I elected to land gear up and catch the runway wire with my tail hook. I have 150 aircraft carrier landings and thought I could easily make and arrested landing on the runway. I pulled the power off just as I touched down and the aircraft settled onto the wire cutting it.
The aircraft slid down the runway and veered off to the right before fish-hooking to the right and stopping. It caught on fire and I jumped out safely. As you know Kenny was recovered after spending a nervous night hanging in a tree in Laos In retrospect, My ordering Kenny to eject was a mistake which I have always regretted. I felt at the time I was saving his life and I intended to eject after he did. We both survived the incident for which I am grateful.”

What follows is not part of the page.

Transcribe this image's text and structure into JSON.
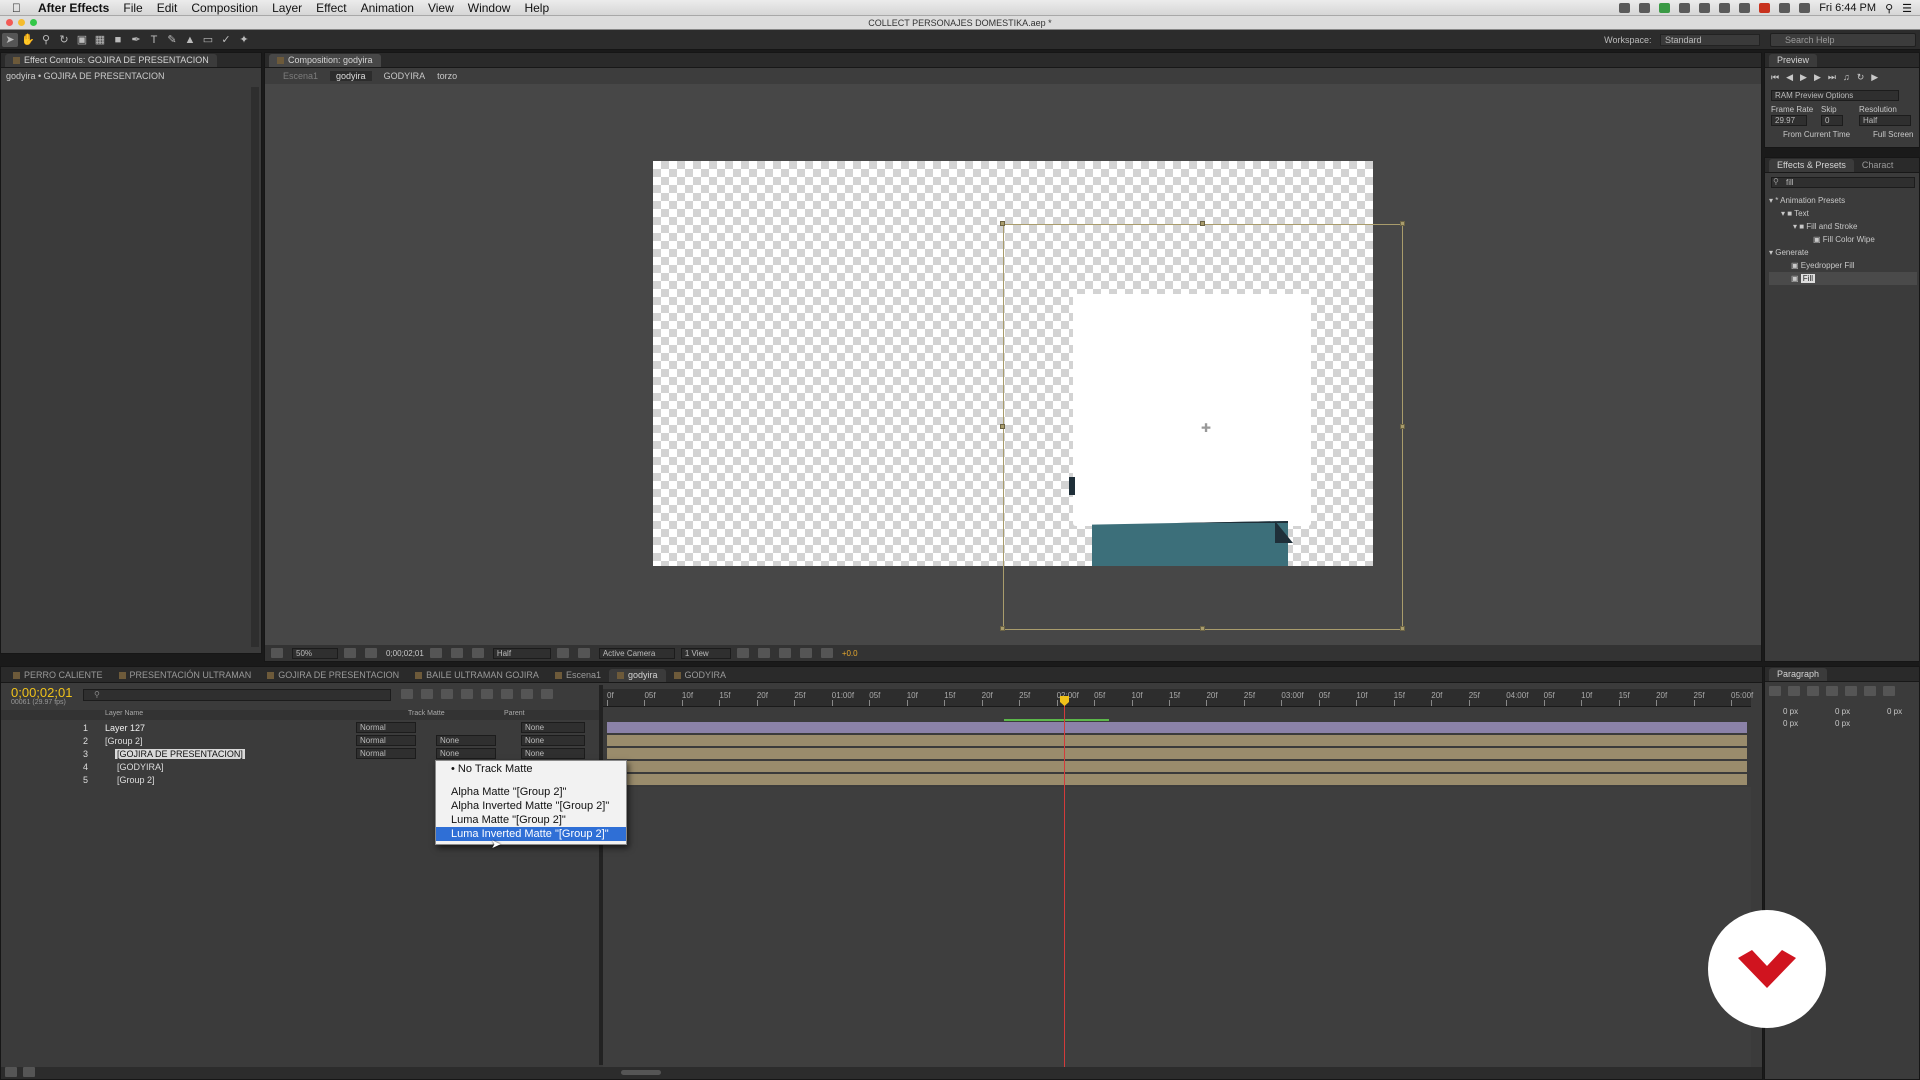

The picture below is B flight of the 311 Tactical Fighter Training Squadron at Luke AFB 1972. I’m in the back row 6th guy from the left. Kenny is in the front row third from the left.
More About Kenny Boone
After attending Undergraduate Pilot Training at Reese Air Force Base, Lubbock, Texas, F-4 Replacement Training, Air Force Survival Training and Jungle Survival Training, he was assigned to the 497th Tactical Fighter Squadron ‘Night Owls’, 8th Tactical Fighter Wing ‘Wolfpack’, Ubon Royal Thai Air Force Base, Thailand in 1968 as a Weapons System Operator (WSO) aka Guy In Back (GIB) flying the F-4D, Phantom II.
On November 18, 1968, just six days after the first Wolf mission was flown out of the 8th TFW, Ubon RTAFB, Major Benjamin Ray Battle (433rd TFS) and 1st. Lt. Robert Kenneth ‘Kenny’ Boone (497th TFS) while flying a 433rd TFS aircraft were hit in Southern Steel Tiger. A 37mm impacted the radome and entire radome was blown off.
Unfortunately Kenny died in 2010. See Kenny’s memorial web page.